Cause The fungus, Tilletia indica, which can be introduced in contaminated seed. The fungus may become established as persistent spores in soil. It is not currently known to be in Pacific Northwest soils. If it or the disease were detected in locally produced wheat, the industry could suffer serious economic damage because the fungus is strictly regulated in international and domestic seed and grain trades.
Symptoms Karnal bunt is at best difficult to detect and identify in the field. A microscope and biochemical tests are required to accurately identify the pathogen. The most conspicuous symptom is the presence of small numbers of harvested seeds containing tissue that is gray at first but later turns black. Discoloration often is limited to the embryo end only but may extend over the entire kernel.
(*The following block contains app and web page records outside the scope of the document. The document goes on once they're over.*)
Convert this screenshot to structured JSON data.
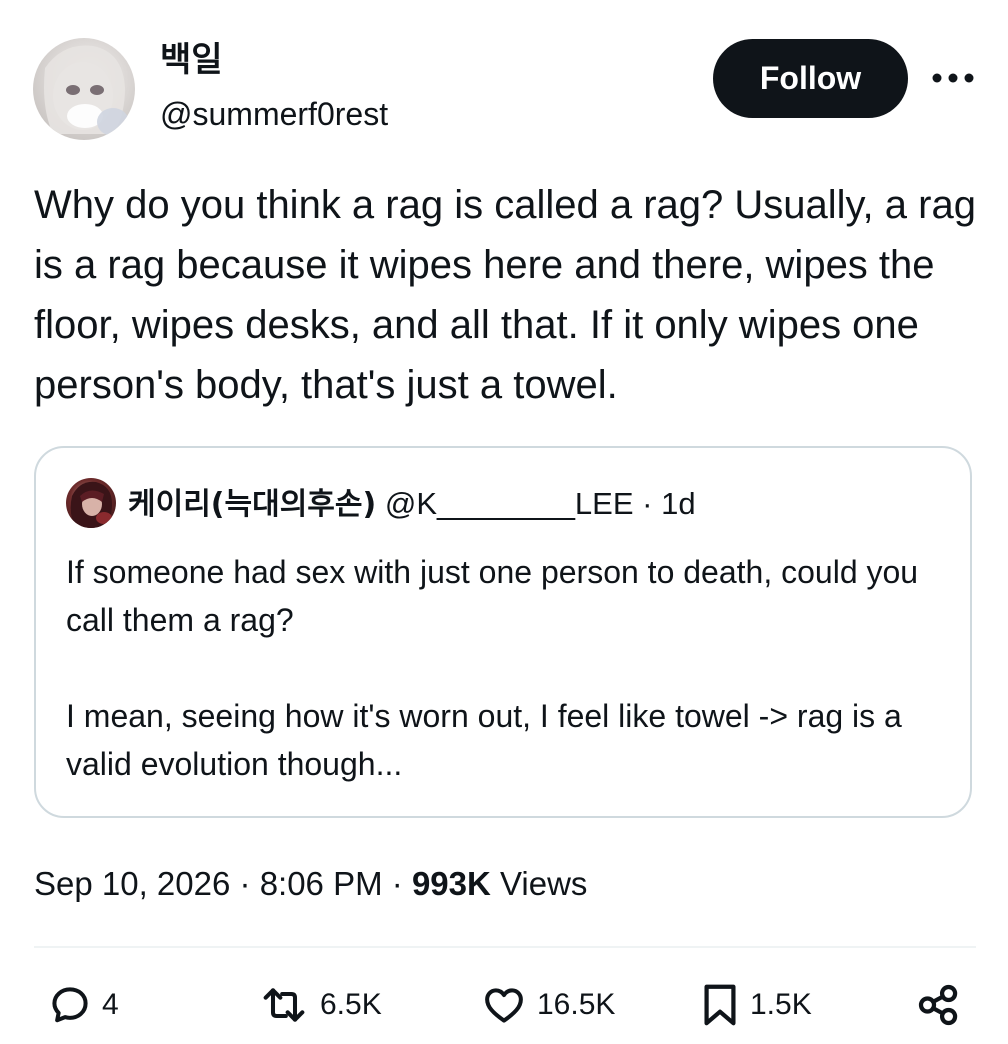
{
  "author": {
    "display_name": "백일",
    "handle": "@summerf0rest"
  },
  "follow_label": "Follow",
  "more_label": "•••",
  "tweet": {
    "text": "Why do you think a rag is called a rag? Usually, a rag is a rag because it wipes here and there, wipes the floor, wipes desks, and all that. If it only wipes one person's body, that's just a towel."
  },
  "quote": {
    "display_name": "케이리(늑대의후손)",
    "handle": "@K________LEE",
    "separator": "·",
    "age": "1d",
    "paragraph1": "If someone had sex with just one person to death, could you call them a rag?",
    "paragraph2": "I mean, seeing how it's worn out, I feel like towel -> rag is a valid evolution though..."
  },
  "meta": {
    "date": "Sep 10, 2026",
    "time": "8:06 PM",
    "separator": "·",
    "views_count": "993K",
    "views_label": "Views"
  },
  "actions": {
    "replies": "4",
    "reposts": "6.5K",
    "likes": "16.5K",
    "bookmarks": "1.5K"
  },
  "icons": {
    "reply": "reply-icon",
    "repost": "repost-icon",
    "like": "heart-icon",
    "bookmark": "bookmark-icon",
    "share": "share-icon",
    "more": "more-icon"
  }
}
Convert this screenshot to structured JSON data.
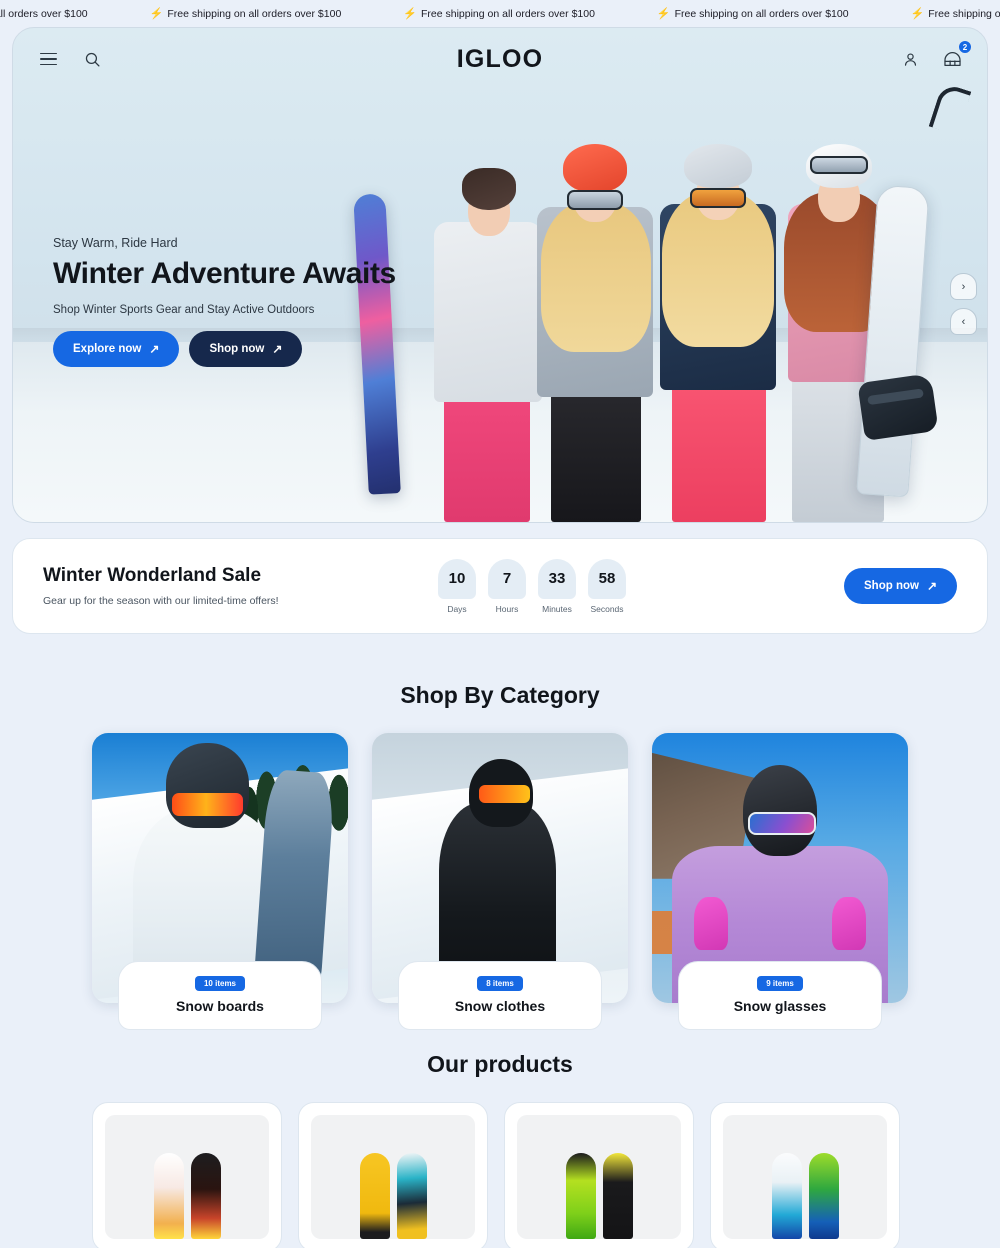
{
  "announcement": {
    "icon": "bolt-icon",
    "message": "Free shipping on all orders over $100",
    "repeat_count": 6
  },
  "header": {
    "brand": "IGLOO",
    "menu_icon": "hamburger-menu-icon",
    "search_icon": "search-icon",
    "account_icon": "user-account-icon",
    "cart_icon": "shopping-cart-icon",
    "cart_count": "2"
  },
  "hero": {
    "eyebrow": "Stay Warm, Ride Hard",
    "title": "Winter Adventure Awaits",
    "subtitle": "Shop Winter Sports Gear and Stay Active Outdoors",
    "primary_button": "Explore now",
    "secondary_button": "Shop now",
    "arrow": "↗",
    "next_arrow": "›",
    "prev_arrow": "‹"
  },
  "sale": {
    "title": "Winter Wonderland Sale",
    "subtitle": "Gear up for the season with our limited-time offers!",
    "cta": "Shop now",
    "arrow": "↗",
    "countdown": [
      {
        "value": "10",
        "label": "Days"
      },
      {
        "value": "7",
        "label": "Hours"
      },
      {
        "value": "33",
        "label": "Minutes"
      },
      {
        "value": "58",
        "label": "Seconds"
      }
    ]
  },
  "categories": {
    "heading": "Shop By Category",
    "items": [
      {
        "name": "Snow boards",
        "items_label": "10 items"
      },
      {
        "name": "Snow clothes",
        "items_label": "8 items"
      },
      {
        "name": "Snow glasses",
        "items_label": "9 items"
      }
    ]
  },
  "products": {
    "heading": "Our products",
    "items": [
      {
        "name": "snowboard-pair-red-white"
      },
      {
        "name": "snowboard-pair-yellow-teal"
      },
      {
        "name": "snowboard-pair-green-black"
      },
      {
        "name": "snowboard-pair-blue-green"
      }
    ]
  },
  "colors": {
    "accent_blue": "#1668e3",
    "dark_navy": "#16284c",
    "page_background": "#eaf0f9",
    "bolt_yellow": "#f7b733"
  }
}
Cultural control Controls have not been determined for this region. Pathogen-free seed continues to be the most effective way to prevent introducing the karnal bunt pathogen into Pacific Northwest wheat.